Over the weekend though, I figured out the real significance of these Beatles reissues. It isn’t really about the CDs themselves. I’ve heard a lot of younger listeners state how they were going to pick up the music on iTunes, incorrectly thinking that the material would now be available there.Yes, they will, Todd. Yes, they will.
And really, CD sales are down so much now that not even the Beatles can turn around the sinking ship.
The real impact is with "The Beatles Rock Band," the video game released on the same day. I saw a pair of brothers--probably aged 9 and 12--fiercely concentrating on “Yellow Submarine” at the Best Buy store. It was adorable, but it was also brilliant. In the process of following Ringo and George and watching animated--and historically incorrect: at one point, the band appeared to be playing the song in Shea Stadium--images of Beatlemania, they were becoming familiarized with the band’s material.
Those 9 and 12 year olds may not have a copy from the big brother or parents to be passed down to them.

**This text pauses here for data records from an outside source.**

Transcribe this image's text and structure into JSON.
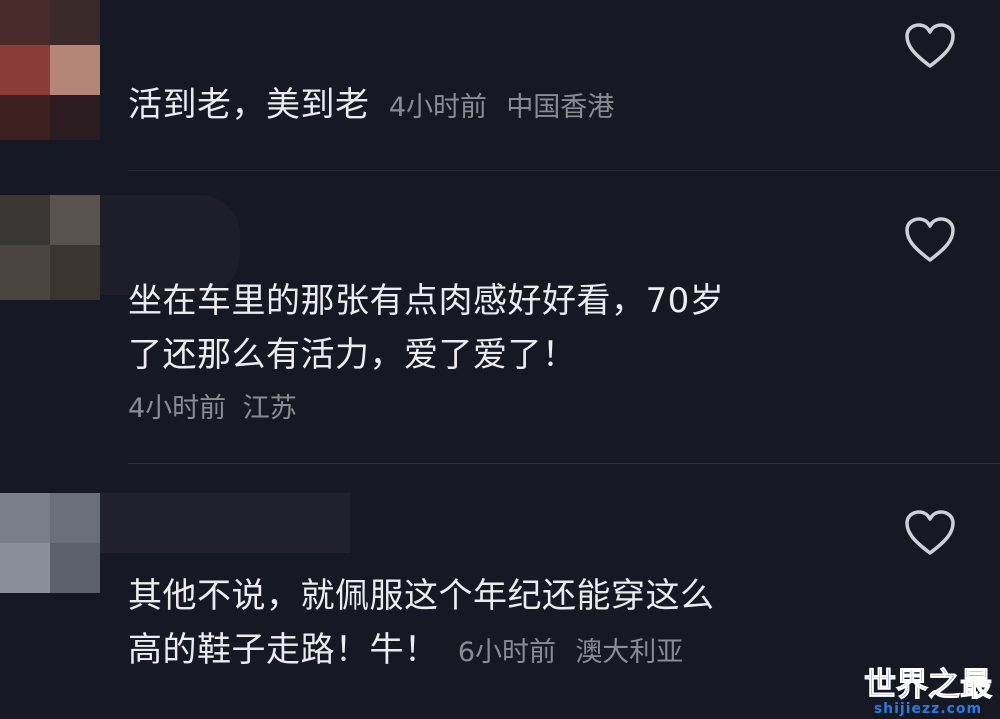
{
  "comments": [
    {
      "text": "活到老，美到老",
      "time": "4小时前",
      "location": "中国香港"
    },
    {
      "text_line1": "坐在车里的那张有点肉感好好看，70岁",
      "text_line2": "了还那么有活力，爱了爱了！",
      "time": "4小时前",
      "location": "江苏"
    },
    {
      "text_line1": "其他不说，就佩服这个年纪还能穿这么",
      "text_line2": "高的鞋子走路！牛！",
      "time": "6小时前",
      "location": "澳大利亚"
    }
  ],
  "watermark": {
    "title": "世界之最",
    "url": "shijiezz.com"
  },
  "icons": {
    "like": "heart-outline-icon"
  }
}
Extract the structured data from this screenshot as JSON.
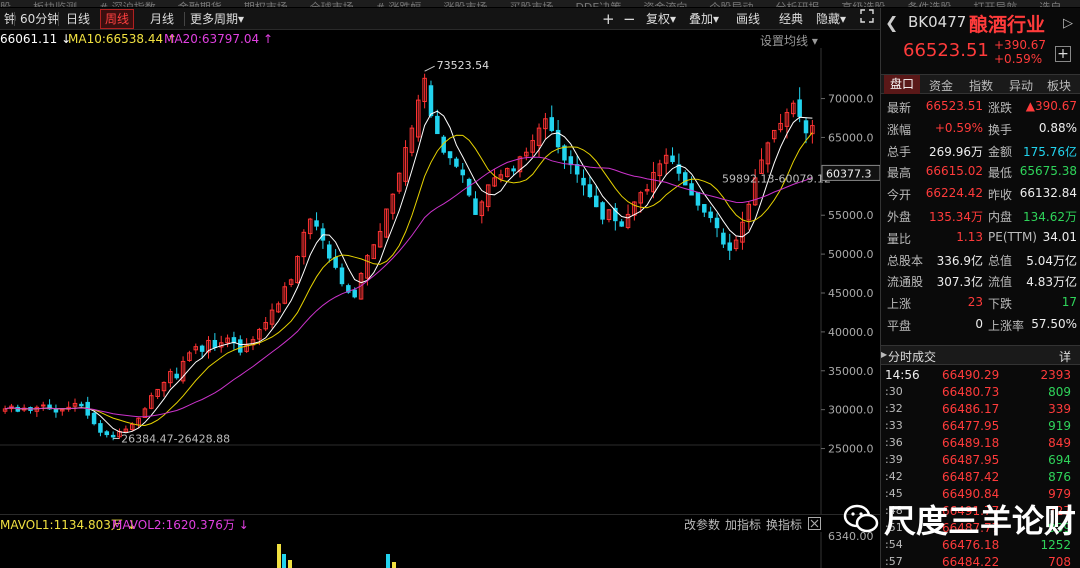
{
  "top_menu": [
    "股",
    "板块监测",
    "# 深沪指数",
    "金融期货",
    "期权市场",
    "全球市场",
    "# 涨跌幅",
    "涨股市场",
    "买股市场",
    "DDE决策",
    "资金流向",
    "个股异动",
    "分析研报",
    "高级选股",
    "条件选股",
    "打开导航",
    "选自"
  ],
  "toolbar": {
    "periods": [
      "钟",
      "60分钟",
      "日线",
      "周线",
      "月线",
      "更多周期"
    ],
    "active_period": "周线",
    "right_buttons": [
      "+",
      "−",
      "复权",
      "叠加",
      "画线",
      "经典",
      "隐藏"
    ],
    "more_periods_arrow": "▾"
  },
  "ma_legend": {
    "ma5": "66061.11",
    "ma10_label": "MA10:",
    "ma10": "66538.44",
    "ma20_label": "MA20:",
    "ma20": "63797.04",
    "ma5_arrow": "↓",
    "ma10_arrow": "↑",
    "ma20_arrow": "↑",
    "settings": "设置均线"
  },
  "chart_data": {
    "type": "candlestick",
    "y_ticks": [
      70000,
      65000,
      60000,
      55000,
      50000,
      45000,
      40000,
      35000,
      30000,
      25000
    ],
    "y_tick_labels": [
      "70000.0",
      "65000.0",
      "60000.0",
      "55000.0",
      "50000.0",
      "45000.0",
      "40000.0",
      "35000.0",
      "30000.0",
      "25000.0"
    ],
    "ylim": [
      22500,
      76500
    ],
    "current_price_tag": "60377.3",
    "annotations": {
      "high": "73523.54",
      "low_range": "26384.47-26428.88",
      "right_range": "59892.13-60079.12"
    },
    "colors": {
      "up": "#ff3333",
      "down": "#22d3ee",
      "ma5": "#ffffff",
      "ma10": "#e6d200",
      "ma20": "#cc33cc"
    },
    "closes": [
      30100,
      30450,
      29800,
      30200,
      29900,
      30300,
      30600,
      30100,
      29700,
      30000,
      30300,
      30800,
      30500,
      29300,
      28200,
      27100,
      26800,
      26500,
      27200,
      27500,
      28100,
      28900,
      30100,
      31800,
      32600,
      33500,
      34900,
      34100,
      36200,
      37300,
      38100,
      37500,
      38900,
      38000,
      38600,
      39200,
      38600,
      37400,
      38300,
      39000,
      40300,
      41200,
      42800,
      43600,
      45800,
      46700,
      49700,
      52800,
      54500,
      53600,
      51800,
      49500,
      48300,
      46200,
      45100,
      44500,
      47500,
      49800,
      51200,
      52900,
      55800,
      57700,
      60400,
      63700,
      66200,
      69800,
      72600,
      67800,
      65500,
      63100,
      62400,
      61300,
      60200,
      57600,
      55100,
      56700,
      58900,
      59800,
      60200,
      61000,
      60700,
      62500,
      63100,
      64600,
      66200,
      67400,
      65900,
      63800,
      62100,
      61500,
      60300,
      58900,
      57400,
      56100,
      54500,
      55700,
      54300,
      53600,
      55100,
      56700,
      57900,
      58300,
      60500,
      61600,
      62700,
      61900,
      60400,
      58900,
      57600,
      56300,
      55400,
      54700,
      53400,
      51300,
      50500,
      51800,
      54100,
      56400,
      59800,
      62100,
      64300,
      65900,
      66800,
      68200,
      69400,
      67700,
      65600,
      66523.51
    ]
  },
  "volume": {
    "mavol1_label": "MAVOL1:",
    "mavol1": "1134.803万",
    "mavol2_label": "MAVOL2:",
    "mavol2": "1620.376万",
    "arrow1": "↓",
    "arrow2": "↓",
    "buttons": [
      "改参数",
      "加指标",
      "换指标"
    ],
    "y_label": "6340.00"
  },
  "right_panel": {
    "code": "BK0477",
    "name": "酿酒行业",
    "price": "66523.51",
    "change": "+390.67",
    "change_pct": "+0.59%",
    "tabs": [
      "盘口",
      "资金",
      "指数",
      "异动",
      "板块"
    ],
    "active_tab": "盘口",
    "stats": [
      [
        "最新",
        "66523.51",
        "涨跌",
        "▲390.67"
      ],
      [
        "涨幅",
        "+0.59%",
        "换手",
        "0.88%"
      ],
      [
        "总手",
        "269.96万",
        "金额",
        "175.76亿"
      ],
      [
        "最高",
        "66615.02",
        "最低",
        "65675.38"
      ],
      [
        "今开",
        "66224.42",
        "昨收",
        "66132.84"
      ],
      [
        "外盘",
        "135.34万",
        "内盘",
        "134.62万"
      ],
      [
        "量比",
        "1.13",
        "PE(TTM)",
        "34.01"
      ],
      [
        "总股本",
        "336.9亿",
        "总值",
        "5.04万亿"
      ],
      [
        "流通股",
        "307.3亿",
        "流值",
        "4.83万亿"
      ],
      [
        "上涨",
        "23",
        "下跌",
        "17"
      ],
      [
        "平盘",
        "0",
        "上涨率",
        "57.50%"
      ]
    ],
    "trade_header": "分时成交",
    "trade_detail": "详",
    "trades": [
      [
        "14:56",
        "66490.29",
        "2393"
      ],
      [
        ":30",
        "66480.73",
        "809"
      ],
      [
        ":32",
        "66486.17",
        "339"
      ],
      [
        ":33",
        "66477.95",
        "919"
      ],
      [
        ":36",
        "66489.18",
        "849"
      ],
      [
        ":39",
        "66487.95",
        "694"
      ],
      [
        ":42",
        "66487.42",
        "876"
      ],
      [
        ":45",
        "66490.84",
        "979"
      ],
      [
        ":48",
        "66491.77",
        "727"
      ],
      [
        ":51",
        "66487.77",
        "939"
      ],
      [
        ":54",
        "66476.18",
        "1252"
      ],
      [
        ":57",
        "66484.22",
        "708"
      ]
    ]
  },
  "watermark": "尺度三羊论财"
}
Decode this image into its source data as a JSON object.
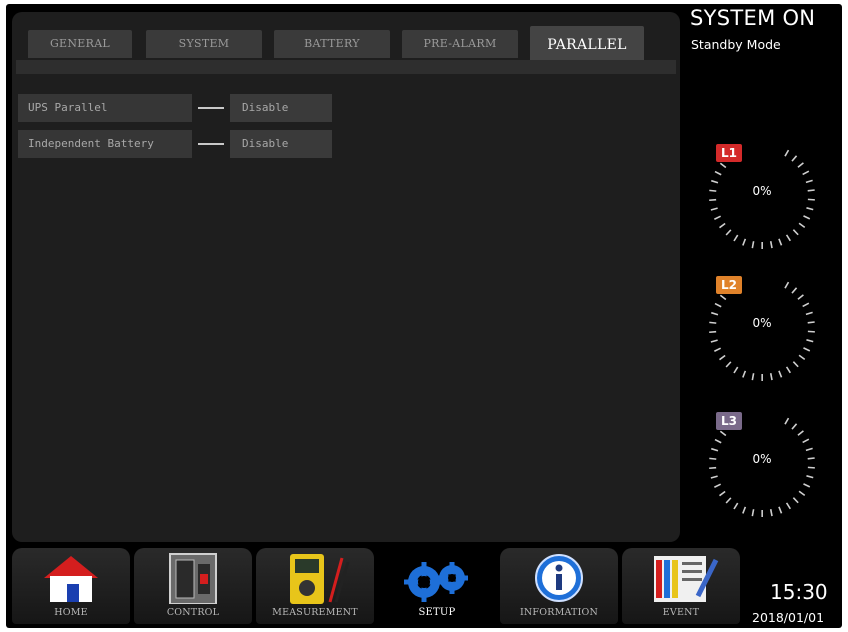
{
  "tabs": [
    {
      "label": "GENERAL",
      "active": false
    },
    {
      "label": "SYSTEM",
      "active": false
    },
    {
      "label": "BATTERY",
      "active": false
    },
    {
      "label": "PRE-ALARM",
      "active": false
    },
    {
      "label": "PARALLEL",
      "active": true
    }
  ],
  "settings": [
    {
      "label": "UPS Parallel",
      "value": "Disable"
    },
    {
      "label": "Independent Battery",
      "value": "Disable"
    }
  ],
  "status": {
    "title": "SYSTEM ON",
    "mode": "Standby Mode"
  },
  "gauges": [
    {
      "label": "L1",
      "value": "0%",
      "color": "#d42a2a"
    },
    {
      "label": "L2",
      "value": "0%",
      "color": "#e0822a"
    },
    {
      "label": "L3",
      "value": "0%",
      "color": "#7a6a8a"
    }
  ],
  "toolbar": [
    {
      "label": "HOME",
      "icon": "home-icon"
    },
    {
      "label": "CONTROL",
      "icon": "control-icon"
    },
    {
      "label": "MEASUREMENT",
      "icon": "multimeter-icon"
    },
    {
      "label": "SETUP",
      "icon": "gears-icon",
      "active": true
    },
    {
      "label": "INFORMATION",
      "icon": "info-icon"
    },
    {
      "label": "EVENT",
      "icon": "event-log-icon"
    }
  ],
  "clock": {
    "time": "15:30",
    "date": "2018/01/01"
  }
}
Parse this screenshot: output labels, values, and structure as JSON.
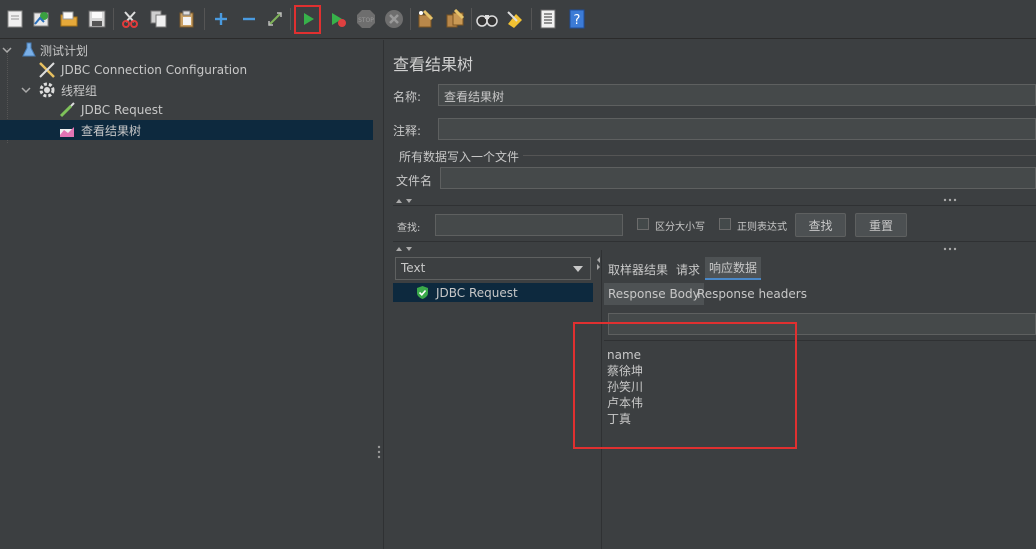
{
  "toolbar": {
    "buttons": [
      {
        "name": "new-icon"
      },
      {
        "name": "templates-icon"
      },
      {
        "name": "open-icon"
      },
      {
        "name": "save-icon"
      },
      {
        "name": "cut-icon"
      },
      {
        "name": "copy-icon"
      },
      {
        "name": "paste-icon"
      },
      {
        "name": "expand-icon"
      },
      {
        "name": "collapse-icon"
      },
      {
        "name": "toggle-icon"
      },
      {
        "name": "start-icon"
      },
      {
        "name": "start-no-pause-icon"
      },
      {
        "name": "stop-icon"
      },
      {
        "name": "shutdown-icon"
      },
      {
        "name": "clear-icon"
      },
      {
        "name": "clear-all-icon"
      },
      {
        "name": "search-icon"
      },
      {
        "name": "reset-search-icon"
      },
      {
        "name": "function-helper-icon"
      },
      {
        "name": "help-icon"
      }
    ]
  },
  "tree": {
    "items": [
      {
        "label": "测试计划",
        "icon": "flask-icon"
      },
      {
        "label": "JDBC Connection Configuration",
        "icon": "wrench-icon"
      },
      {
        "label": "线程组",
        "icon": "gear-icon"
      },
      {
        "label": "JDBC Request",
        "icon": "pipette-icon"
      },
      {
        "label": "查看结果树",
        "icon": "chart-icon"
      }
    ]
  },
  "panel": {
    "title": "查看结果树",
    "name_label": "名称:",
    "name_value": "查看结果树",
    "comment_label": "注释:",
    "comment_value": "",
    "file_group_label": "所有数据写入一个文件",
    "filename_label": "文件名",
    "filename_value": ""
  },
  "search": {
    "label": "查找:",
    "value": "",
    "case_label": "区分大小写",
    "regex_label": "正则表达式",
    "find_button": "查找",
    "reset_button": "重置"
  },
  "results": {
    "renderer": "Text",
    "items": [
      {
        "label": "JDBC Request",
        "status": "success"
      }
    ]
  },
  "tabs": {
    "items": [
      {
        "label": "取样器结果"
      },
      {
        "label": "请求"
      },
      {
        "label": "响应数据"
      }
    ],
    "active": "响应数据"
  },
  "subtabs": {
    "items": [
      {
        "label": "Response Body"
      },
      {
        "label": "Response headers"
      }
    ],
    "active": "Response Body"
  },
  "response": {
    "lines": [
      "name",
      "蔡徐坤",
      "孙笑川",
      "卢本伟",
      "丁真"
    ]
  }
}
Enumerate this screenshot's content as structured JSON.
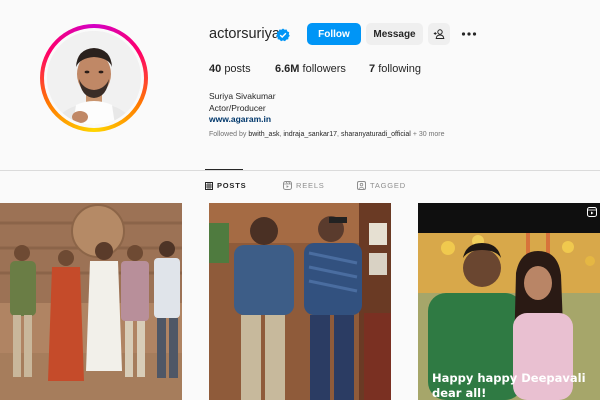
{
  "profile": {
    "username": "actorsuriya",
    "verified": true,
    "follow_label": "Follow",
    "message_label": "Message",
    "posts_count": "40",
    "posts_label": "posts",
    "followers_count": "6.6M",
    "followers_label": "followers",
    "following_count": "7",
    "following_label": "following",
    "full_name": "Suriya Sivakumar",
    "category": "Actor/Producer",
    "website": "www.agaram.in",
    "followed_by_prefix": "Followed by",
    "followed_by_users": [
      "bwith_ask",
      "indraja_sankar17",
      "sharanyaturadi_official"
    ],
    "followed_by_suffix": "+ 30 more"
  },
  "tabs": [
    {
      "label": "POSTS",
      "icon": "grid-icon",
      "active": true
    },
    {
      "label": "REELS",
      "icon": "reels-icon",
      "active": false
    },
    {
      "label": "TAGGED",
      "icon": "tagged-icon",
      "active": false
    }
  ],
  "posts": [
    {
      "type": "photo",
      "description_icon": "group-photo"
    },
    {
      "type": "photo",
      "description_icon": "two-men-photo"
    },
    {
      "type": "reel",
      "caption_line1": "Happy happy Deepavali",
      "caption_line2": "dear all!"
    }
  ],
  "colors": {
    "accent": "#0095f6",
    "verified_badge": "#0095f6",
    "link": "#00376b",
    "muted": "#737373"
  }
}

Instead, they have a video game to learn the songs, and they’ll remember them too, long after their Xbox or PS3 or Wii has become obsolete.
Those songs will stay with them.
When They're 64: The Next Generation of Beatlemaniacs
Todd Totale over at his Glam-Racket blog posted the following on the new Beatles CD reissues and the future of The Beatles' music: